Slum Housing (IRAN)

Morteza Aminmansour

Seattle, WA, USA

The growing urbanization of the developing world is an indisputable fact.

With more than 50 percent of the world’s citizens living in cities by 2020,

Urban growth will be fastest in poor countries particularly (IRAN, Pakistan, India, Afghanistan) where many of the planet’s mega cities already exist.

Slum housing: A crisis for the urban poor in the developing world ranging from the impact of ethnic exclusion in ghettoes micro finance opportunities. Efforts of civil society, particularly by slum dwellers themselves.

Slums are neglected parts of cities where housing and living conditions are appallingly poor.

Slums range from high density (south of the city Tehran), squalid central city tenements to spontaneous squatter settlements without legal recognition or rights, sprawling at the edge of cities (Mashad, Bandar Abbas, Shiraz, Karaj). Some are more than 25 years old.

Slums do not have: * basic municipal services –water, sanitation.

*Waste collection, storm drainage, street lighting,

*Road for emergency access, paved footpaths,

*School and clinics within easy reach, safe areas for children to play.

*Places for the community to meet and socialize

Slums are worsening:

*Visible disparities between slums and better-off neighborhoods increase the social tension in poorer areas.

*While the average age of city populations is increasing, the average age of slums dwellers is decreasing, so youths and children suffer most.

Over one billion people live without adequate shelter and basic services in slums and squatter settlements around the world. With over the half of humanity now living in cities and towns, the challenge is to improve the living environment of the poor.

Urban poverty is an important issue of immediate relevance to experts in health, development, employment, human right, emergency relief, and other sectors. It is important to examine how local authorities; governments, community groups or private sectors can work together to build up a world of “cities without SLUMS”.

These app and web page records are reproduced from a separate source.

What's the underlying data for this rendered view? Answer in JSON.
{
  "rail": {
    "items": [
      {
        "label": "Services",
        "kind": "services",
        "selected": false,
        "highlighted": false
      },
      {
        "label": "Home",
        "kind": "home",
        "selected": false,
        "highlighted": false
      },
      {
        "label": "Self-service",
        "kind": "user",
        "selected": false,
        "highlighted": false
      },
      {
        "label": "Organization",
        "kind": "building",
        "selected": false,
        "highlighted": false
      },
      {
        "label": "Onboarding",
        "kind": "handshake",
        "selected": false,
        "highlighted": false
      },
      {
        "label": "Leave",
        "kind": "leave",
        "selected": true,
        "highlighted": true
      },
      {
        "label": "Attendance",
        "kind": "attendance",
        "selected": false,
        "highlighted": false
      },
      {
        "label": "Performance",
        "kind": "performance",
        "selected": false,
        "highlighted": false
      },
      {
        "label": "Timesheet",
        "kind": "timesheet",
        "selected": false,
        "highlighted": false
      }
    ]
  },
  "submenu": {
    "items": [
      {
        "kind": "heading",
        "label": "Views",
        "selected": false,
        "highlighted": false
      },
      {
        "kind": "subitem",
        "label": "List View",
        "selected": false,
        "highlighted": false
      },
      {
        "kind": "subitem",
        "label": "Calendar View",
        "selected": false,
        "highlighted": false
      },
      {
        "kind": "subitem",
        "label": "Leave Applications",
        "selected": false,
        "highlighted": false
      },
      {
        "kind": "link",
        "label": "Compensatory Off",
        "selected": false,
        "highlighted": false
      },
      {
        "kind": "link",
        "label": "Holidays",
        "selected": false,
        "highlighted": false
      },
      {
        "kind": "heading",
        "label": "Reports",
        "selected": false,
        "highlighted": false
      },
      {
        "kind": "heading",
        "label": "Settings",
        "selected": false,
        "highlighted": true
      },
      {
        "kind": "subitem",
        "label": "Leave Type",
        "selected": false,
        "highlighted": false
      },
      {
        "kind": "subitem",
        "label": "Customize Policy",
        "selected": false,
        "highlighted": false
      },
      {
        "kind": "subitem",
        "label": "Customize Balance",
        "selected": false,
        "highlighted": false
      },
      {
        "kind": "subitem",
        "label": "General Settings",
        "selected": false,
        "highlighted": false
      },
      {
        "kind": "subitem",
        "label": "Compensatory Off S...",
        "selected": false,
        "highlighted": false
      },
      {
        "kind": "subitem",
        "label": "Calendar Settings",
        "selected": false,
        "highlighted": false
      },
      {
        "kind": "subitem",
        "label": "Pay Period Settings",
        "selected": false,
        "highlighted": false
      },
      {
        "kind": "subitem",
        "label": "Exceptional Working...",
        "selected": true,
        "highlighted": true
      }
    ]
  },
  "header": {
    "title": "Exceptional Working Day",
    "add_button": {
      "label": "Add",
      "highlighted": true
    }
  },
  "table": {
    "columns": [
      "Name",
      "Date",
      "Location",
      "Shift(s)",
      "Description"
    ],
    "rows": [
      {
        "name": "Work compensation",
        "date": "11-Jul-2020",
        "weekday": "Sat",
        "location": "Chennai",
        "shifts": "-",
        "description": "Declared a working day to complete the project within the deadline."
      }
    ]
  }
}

Hundreds of millions of urban poor in the developing and transitional world have few options but to live in squalid, unsafe environments where they face multiple threats to their health and security.

SLUMS and squatter settlements lack the most basic infrastructure and services. They are exposed to disease, crime and vulnerable to natural disaster.

Slums and squatter settlements are growing at alarming rates.

Slums are the products of failed policies, corruption, inappropriate regulation dysfunctional land markets, bad governance, unresponsive financial systems, and a fundamental lack of political will.

Each of these failures adds to the toll on people already deeply burdened by poverty and constrains the enormous opportunity for human development that urban life offers.

While many urban poor live among better-off residents, the greatest spatial concentrations of the poor are found in slums and squatter settlements within cities and on the peri-urban fringes outside administrative boundaries.

Slum upgrading is poverty alleviation. For a poor family in a slum, their home is a productive asset. Large number f the urban are self employed like vendors or home-based workers. Their home are also their workplaces and warehouses. Any effort like slum upgrading, which enhances their productivity, strengthens their employment and hence helps them come out of poverty.

Slum Upgrading:
-Improving basic infrastructure, water reticulation, sanitation, and waste collection.

-Flood prevention, electricity, security lighting, and public telephone.

-Removal or mitigation of environmental hazards.

-Improving access to health care and education as well as social support programs to address issues of security, substance abuse, violence, etc.

-Building social capital and the institutional framework to sustain improvements.

-Constructing or rehabilitating community facilities such as nurseries, health posts, Community open space.

Upgrading of unserviced settlements in Iran is justified as the centerpiece of a national strategy for improving the living conditions of the urban poor because:

Upgrading makes a highly visible, immediate and large difference in the quality of life

Of the urban poor (for example by correcting sources of communicable disease which impose a particular hardship on inhabitants of slums and squatter settlements.

Improved performance of the local government is needed in managing future urban population growth-In particular by:

Effectively carrying out basic land use planning.

More effectively mobilizing local resources.

Upgrading also needs to be complemented by other measures to reduce urban poverty:

-Reforming regulatory and policy regimes for housing, land and infrastructure markets should remove obstacles and disincentives to access for the poor.

-Finance (financing for developers and infrastructure providers).

Social capital and knowledge, measures to facilitate and strengthen the organizational capacities of citizens groups and local governments.

Jobs: Remove regulatory or other obstacles to the growth of the informal sector will increase employment, productivity and private investment among the urban poor.

Other traditional measures to fight poverty, including social safety nets, public works employment, promotion of health care training and educational opportunities, particular attention needs to be given to child care for working families, activities to vulnerable youth including STREET CHILDREN, and effort to combat crime and violence.


Un-habitat –united Nation’s Human settlements program

Settlements projects throughout the world

UNCHS (Habitat)

World Habitat Day 2001

Cities Without Slums (Cities Alliance